CA: Like a certain percentage of men, you're affected by colour blindness. How has that shaped your work?

MH: I am indeed a little bit colour blind. It's funny what a lot of people's perception of what colour blindness is, because for me it's just that certain colours kind of merge together and I don't really see them differently. I think it's almost a benefit because I've really tried to work more with light, shadow and composition than colour. Colour is like an afterthought for me. It doesn't mean I can't see it or can't apply it, it's just to say that I probably lean towards certain colour spectrums because I don't perceive all of them.

CA: You mentioned your friend Mike Perry.
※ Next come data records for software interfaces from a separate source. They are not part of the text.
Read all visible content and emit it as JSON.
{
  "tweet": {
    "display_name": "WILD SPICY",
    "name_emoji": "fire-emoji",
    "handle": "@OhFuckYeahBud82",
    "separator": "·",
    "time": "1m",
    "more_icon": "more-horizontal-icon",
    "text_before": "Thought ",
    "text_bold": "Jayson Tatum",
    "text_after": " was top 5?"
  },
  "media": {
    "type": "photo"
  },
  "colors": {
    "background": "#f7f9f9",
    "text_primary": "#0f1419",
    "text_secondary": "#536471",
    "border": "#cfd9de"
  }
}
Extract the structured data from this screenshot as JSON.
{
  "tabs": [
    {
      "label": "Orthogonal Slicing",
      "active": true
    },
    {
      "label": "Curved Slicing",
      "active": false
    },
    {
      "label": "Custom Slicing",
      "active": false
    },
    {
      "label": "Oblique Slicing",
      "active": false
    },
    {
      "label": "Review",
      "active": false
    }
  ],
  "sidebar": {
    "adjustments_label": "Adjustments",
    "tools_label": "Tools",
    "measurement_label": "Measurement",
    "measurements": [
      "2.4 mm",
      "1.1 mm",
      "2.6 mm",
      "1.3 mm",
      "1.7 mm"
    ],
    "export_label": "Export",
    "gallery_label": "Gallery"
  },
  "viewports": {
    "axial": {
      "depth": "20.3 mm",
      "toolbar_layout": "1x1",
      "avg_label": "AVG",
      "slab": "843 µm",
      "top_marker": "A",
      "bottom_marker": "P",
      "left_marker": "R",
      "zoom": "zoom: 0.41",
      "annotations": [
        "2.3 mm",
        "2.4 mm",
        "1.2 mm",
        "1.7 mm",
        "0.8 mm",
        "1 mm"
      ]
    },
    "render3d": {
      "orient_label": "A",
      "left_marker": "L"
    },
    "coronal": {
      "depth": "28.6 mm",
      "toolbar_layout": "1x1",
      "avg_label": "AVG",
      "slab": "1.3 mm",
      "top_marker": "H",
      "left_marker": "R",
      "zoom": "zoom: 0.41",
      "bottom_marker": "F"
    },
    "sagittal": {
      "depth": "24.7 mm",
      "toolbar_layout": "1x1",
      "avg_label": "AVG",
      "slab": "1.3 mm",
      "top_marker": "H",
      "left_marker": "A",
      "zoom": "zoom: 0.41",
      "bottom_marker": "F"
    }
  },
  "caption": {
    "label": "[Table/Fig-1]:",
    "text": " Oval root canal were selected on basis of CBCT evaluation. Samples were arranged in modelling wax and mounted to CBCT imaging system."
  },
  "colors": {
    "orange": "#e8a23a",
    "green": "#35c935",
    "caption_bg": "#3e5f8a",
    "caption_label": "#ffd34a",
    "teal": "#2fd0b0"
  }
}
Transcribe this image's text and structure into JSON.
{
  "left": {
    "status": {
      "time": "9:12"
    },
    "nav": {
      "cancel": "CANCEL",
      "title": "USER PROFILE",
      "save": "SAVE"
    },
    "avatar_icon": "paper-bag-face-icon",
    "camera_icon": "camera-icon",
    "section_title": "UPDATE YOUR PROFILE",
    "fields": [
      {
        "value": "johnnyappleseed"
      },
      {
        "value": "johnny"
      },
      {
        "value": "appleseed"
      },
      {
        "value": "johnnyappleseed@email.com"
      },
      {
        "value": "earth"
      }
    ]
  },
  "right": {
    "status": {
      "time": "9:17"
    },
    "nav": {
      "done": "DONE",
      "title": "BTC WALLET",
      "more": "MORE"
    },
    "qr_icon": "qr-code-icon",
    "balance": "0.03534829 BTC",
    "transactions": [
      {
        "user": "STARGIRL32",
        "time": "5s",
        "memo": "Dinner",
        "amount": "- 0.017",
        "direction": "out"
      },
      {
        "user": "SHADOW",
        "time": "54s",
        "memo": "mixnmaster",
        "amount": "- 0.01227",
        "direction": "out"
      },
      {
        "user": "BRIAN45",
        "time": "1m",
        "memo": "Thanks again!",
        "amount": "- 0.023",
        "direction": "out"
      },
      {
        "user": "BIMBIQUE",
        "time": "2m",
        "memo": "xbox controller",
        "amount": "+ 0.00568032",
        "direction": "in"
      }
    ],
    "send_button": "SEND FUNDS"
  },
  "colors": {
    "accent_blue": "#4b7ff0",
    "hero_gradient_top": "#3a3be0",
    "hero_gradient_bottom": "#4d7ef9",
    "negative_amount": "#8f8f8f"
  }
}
He makes books, and many designers are making their own magazines, garments, pillows, crockery sets... Why do you think this movement is so popular?
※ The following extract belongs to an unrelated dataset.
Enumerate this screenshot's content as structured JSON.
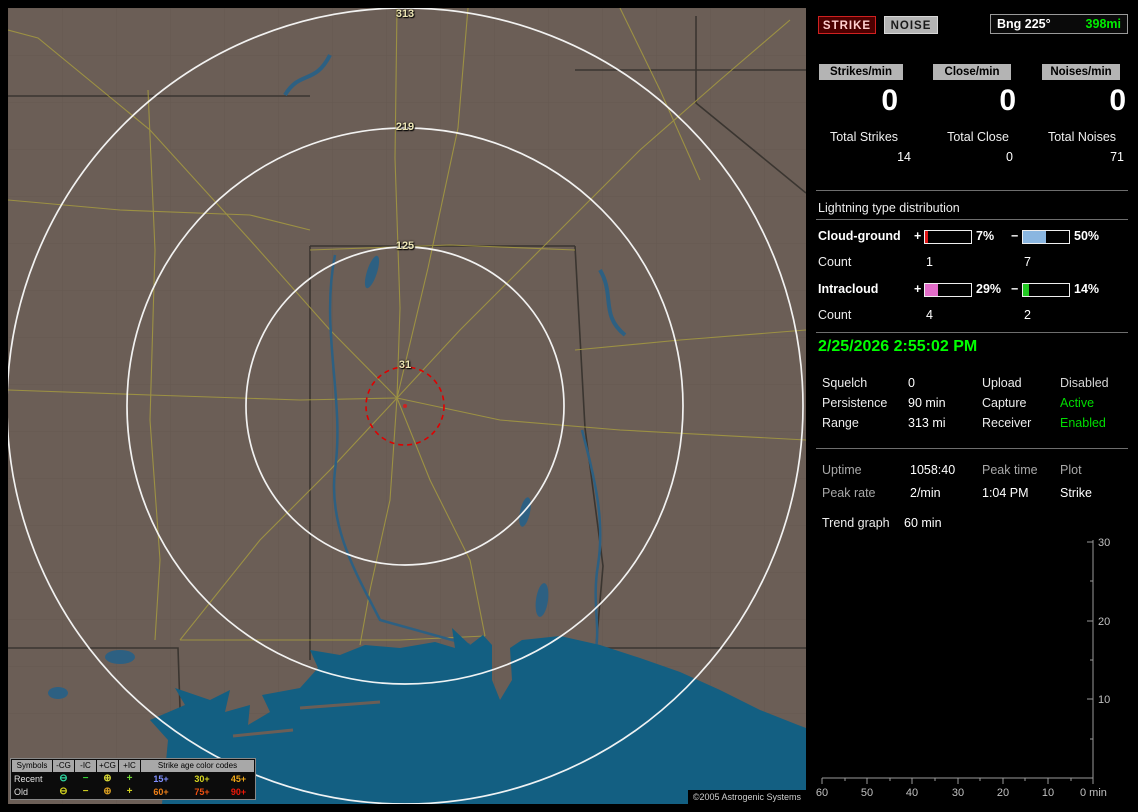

MH: I think that designers universally share a love of craft, and I think that the world we grew up in was very modernised and very commercial. It's interesting when you talk about plates or ceramics; I think when I was a kid I was sitting there with plates with Transformers all over them, or GI Joe. The world was such a particularly commercial monster, and then we were exposed to the internet and things became very ephemeral. Things only exist on someone's screen, and I think that there's a certain degree of counter culture and counter current to the internet that's really begun rising up over the last few years. There is something very beautiful and tangible in tactile objects, whether it's things we make for ourselves, things that we make to sell or things that we make to exhibit.

For designers in particular, I think we've spent the majority of our careers helping to promote the products of other people, but there's nothing keeping us from creating the products ourselves.

CA: What's your favourite media to work with?

MH: My ideal is working with graphite on book paper. It's unfortunate that with the volume of projects we have that require two-day turnarounds, it becomes very difficult to work by hand all the time. You know, my drawings are really laboured - I really do feel they are a labour of love. It's been very difficult as of late, especially because we do a lot of projects for music and, frequently, musicians can be quite finicky and stuff like that. There are definitely challenges to working by hand in the commercial sphere.

CA: Your online portfolio only includes works that you say 'talk to each other'. What do you mean by that?

MH: Frequently I will take a small element from a drawing and then extrapolate that element to create an entirely new piece. I think that, if you actually take a look at my work in sequence, you can see what I mean by the pieces that talk to one another - there are these elements that carry, and small tangents of thought that you can see throughout multiple works. Even if the aesthetic is quite different, there are always these kinds of elements of consistency.

CA: How does it feel to be a design icon?

MH: I've never been asked that - I feel totally flattered by it, and it never really registered in my head that people would feel that way. By that same token, I have all my heroes and icons and people who really inspire me, so it is familiar to think about other designers that way. In addition to contemporary designers like Anna Giertz, Benbo George and Cecilia Carlstedt, I'm really interested in design history - William Morris, Bruno Munari, Paul Klee, Josef and Anni Albers all the way through to Barney Bubbles and Alan Aldridge.

CA: Real physical qualities are important to you, so do you worry about the death of print and things like that?

MH: I have worked on the internet for a long time, but I truly believe in the beauty of tactile things. The only thing I can hope is that other people believe in that kind of beauty too. I still think that there's some kind of inherent romance in things made by hand and in things that you can pick up and hold and smell. Even in my drawings I tend to work on found paper; I scavenge the used bookstores for paper and I tear out the flysheets in the front and back of the books. For me it's a ritual, working by hand. It feels very honest. I just hope that there's a certain number of people in our culture that also crave that particular quality - that tactility, that tangibility.